and remind ourselves that this same dying
is not about death, for us,
it is about birth.
The Kids Play In The Graveyard
The park across from their houses is full
of needles and older brothers and just
this morning a thick, limp rubber band
cut around the base of the jungle gym
as if it were another throbbing arm
and so the kids play in the graveyard.
They cross a highway to get there.
The people going fifty five miles per hour
see the kids just in time. Their feet hit
the brakes as their eyes get rounder
with fear and shock before they turn
resentful and curse behind windshields about
who is responsible for these kids. Nobody knows.

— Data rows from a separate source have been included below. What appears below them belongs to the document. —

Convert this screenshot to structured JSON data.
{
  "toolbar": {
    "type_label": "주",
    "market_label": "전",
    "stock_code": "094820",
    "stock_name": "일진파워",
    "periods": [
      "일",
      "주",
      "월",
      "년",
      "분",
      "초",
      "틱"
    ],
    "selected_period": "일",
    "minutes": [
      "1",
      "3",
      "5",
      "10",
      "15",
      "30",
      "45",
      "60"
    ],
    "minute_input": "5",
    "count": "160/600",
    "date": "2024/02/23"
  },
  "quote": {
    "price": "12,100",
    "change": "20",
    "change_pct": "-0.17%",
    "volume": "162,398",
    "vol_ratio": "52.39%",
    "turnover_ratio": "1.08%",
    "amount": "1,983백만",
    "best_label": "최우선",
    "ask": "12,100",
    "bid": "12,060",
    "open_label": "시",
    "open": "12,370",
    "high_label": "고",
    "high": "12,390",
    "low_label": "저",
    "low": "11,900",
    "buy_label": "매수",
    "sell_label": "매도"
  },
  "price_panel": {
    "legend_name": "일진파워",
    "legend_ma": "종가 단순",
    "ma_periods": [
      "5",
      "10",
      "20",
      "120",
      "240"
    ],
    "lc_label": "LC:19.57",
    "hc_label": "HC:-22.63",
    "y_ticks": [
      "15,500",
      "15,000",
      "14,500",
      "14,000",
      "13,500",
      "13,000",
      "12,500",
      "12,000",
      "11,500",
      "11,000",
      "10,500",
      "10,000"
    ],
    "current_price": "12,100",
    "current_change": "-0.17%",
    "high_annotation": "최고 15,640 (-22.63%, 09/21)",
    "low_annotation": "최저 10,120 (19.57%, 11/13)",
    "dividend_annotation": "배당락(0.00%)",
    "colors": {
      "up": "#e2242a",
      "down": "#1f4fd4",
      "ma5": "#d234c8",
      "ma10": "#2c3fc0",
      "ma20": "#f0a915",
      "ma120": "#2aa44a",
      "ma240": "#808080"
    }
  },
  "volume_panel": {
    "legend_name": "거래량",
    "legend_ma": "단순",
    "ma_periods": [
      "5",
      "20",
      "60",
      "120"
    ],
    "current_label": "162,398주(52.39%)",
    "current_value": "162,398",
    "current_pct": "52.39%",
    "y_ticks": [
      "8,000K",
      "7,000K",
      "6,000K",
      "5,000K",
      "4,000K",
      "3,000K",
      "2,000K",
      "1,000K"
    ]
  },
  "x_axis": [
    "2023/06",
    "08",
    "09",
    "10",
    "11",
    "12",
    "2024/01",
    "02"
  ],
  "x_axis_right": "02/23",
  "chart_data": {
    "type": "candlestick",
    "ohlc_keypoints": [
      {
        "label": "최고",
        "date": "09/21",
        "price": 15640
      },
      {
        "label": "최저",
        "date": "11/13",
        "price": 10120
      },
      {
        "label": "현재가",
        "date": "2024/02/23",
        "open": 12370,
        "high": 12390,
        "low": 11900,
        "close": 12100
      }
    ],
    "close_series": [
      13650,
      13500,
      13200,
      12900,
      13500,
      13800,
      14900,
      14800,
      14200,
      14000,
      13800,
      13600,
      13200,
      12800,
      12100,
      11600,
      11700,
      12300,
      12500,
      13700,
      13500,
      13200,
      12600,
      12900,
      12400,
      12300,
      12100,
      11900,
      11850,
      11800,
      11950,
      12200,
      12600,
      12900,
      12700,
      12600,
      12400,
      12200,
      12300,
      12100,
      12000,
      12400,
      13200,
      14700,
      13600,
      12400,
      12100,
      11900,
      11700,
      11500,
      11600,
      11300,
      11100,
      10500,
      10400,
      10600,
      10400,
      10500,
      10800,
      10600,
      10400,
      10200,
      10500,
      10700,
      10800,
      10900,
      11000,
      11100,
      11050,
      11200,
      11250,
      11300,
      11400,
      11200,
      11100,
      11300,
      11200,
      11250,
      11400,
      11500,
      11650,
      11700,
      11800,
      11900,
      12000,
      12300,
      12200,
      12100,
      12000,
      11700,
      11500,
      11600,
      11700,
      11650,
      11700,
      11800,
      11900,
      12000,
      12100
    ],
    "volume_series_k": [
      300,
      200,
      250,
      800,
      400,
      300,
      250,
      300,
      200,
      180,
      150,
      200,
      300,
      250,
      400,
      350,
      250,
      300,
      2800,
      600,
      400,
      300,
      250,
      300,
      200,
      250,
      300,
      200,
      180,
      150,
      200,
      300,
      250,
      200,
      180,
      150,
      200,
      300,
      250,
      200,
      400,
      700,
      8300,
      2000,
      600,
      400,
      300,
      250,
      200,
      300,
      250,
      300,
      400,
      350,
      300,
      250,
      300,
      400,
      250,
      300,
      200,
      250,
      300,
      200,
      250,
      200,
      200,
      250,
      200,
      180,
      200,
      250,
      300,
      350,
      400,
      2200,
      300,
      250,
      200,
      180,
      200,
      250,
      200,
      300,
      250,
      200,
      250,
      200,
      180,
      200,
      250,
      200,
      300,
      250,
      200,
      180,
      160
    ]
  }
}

Everybody knows grief on this highway
and that it isn’t fair to have to bear the weight of
another’s life so suddenly, accidentally.
The kids, too, are afraid when they cross
the street but some like the whoosh
and shudder when a passing semi truck
tickles their backs. One girl doesn’t like it
because she knows what if would mean
for her family if she was found, flattened.
She thinks of her mother, of her mother
at work, of the steady sacrifices her mother
offers and presents like a tray of warm cookies
or a newly ironed dress laid out on her bed
and the thought is so sad and when the kids
reach the other side of the road the girl
wants to never do anything dangerous ever
again and do whatever it takes to stop thinking
this sad thought all at the same time.
Her heart beats hard like thank-you once she’s over
the graveyard wall and the thought passes.
In the graveyard the kids scatter in all directions
except for one boy who stands in the sun
with fists in his eye sockets counting to ten
slowly at first and then faster. The girl
tucks herself behind a familiar headstone.
Its sun drenched marble pricks against her skin
and the stone and the girl push against
each other. Her legs, taut, drive into the pinching
grass, drying at the ends, but she always hides
here and the grave’s stinging seems safe.
She tries to be quiet and stop breathing but her
heart is still beating thank-you thank-you
and she knows that she can’t remain here forever
because the park across from her house is full
of needles and so her mother has stressed
the value of an education and her grandfather
expects big things from this one and so she
hides and waits until she senses that she’s sat
here for too long and then she pushes off of the ground
full of dead people and with a dead man’s last name
pressed into the skin on her back she turns farther away
from the park and her house and the highway
and as she runs to a safer spot her heart keeps
beating thank-you thank-you thank-you even harder.
* Grace Anastasia Pauley is a recent graduate of Ohio University living in Bogota, Colombia for ten months to complete a Fulbright Grant. In college, she studied creative writing with a focus on poetry and creative nonfiction. Grace’s work has previously appeared in Alimentum Journal. In addition to writing Grace enjoys cooking, swimming, and late nights around bonfires.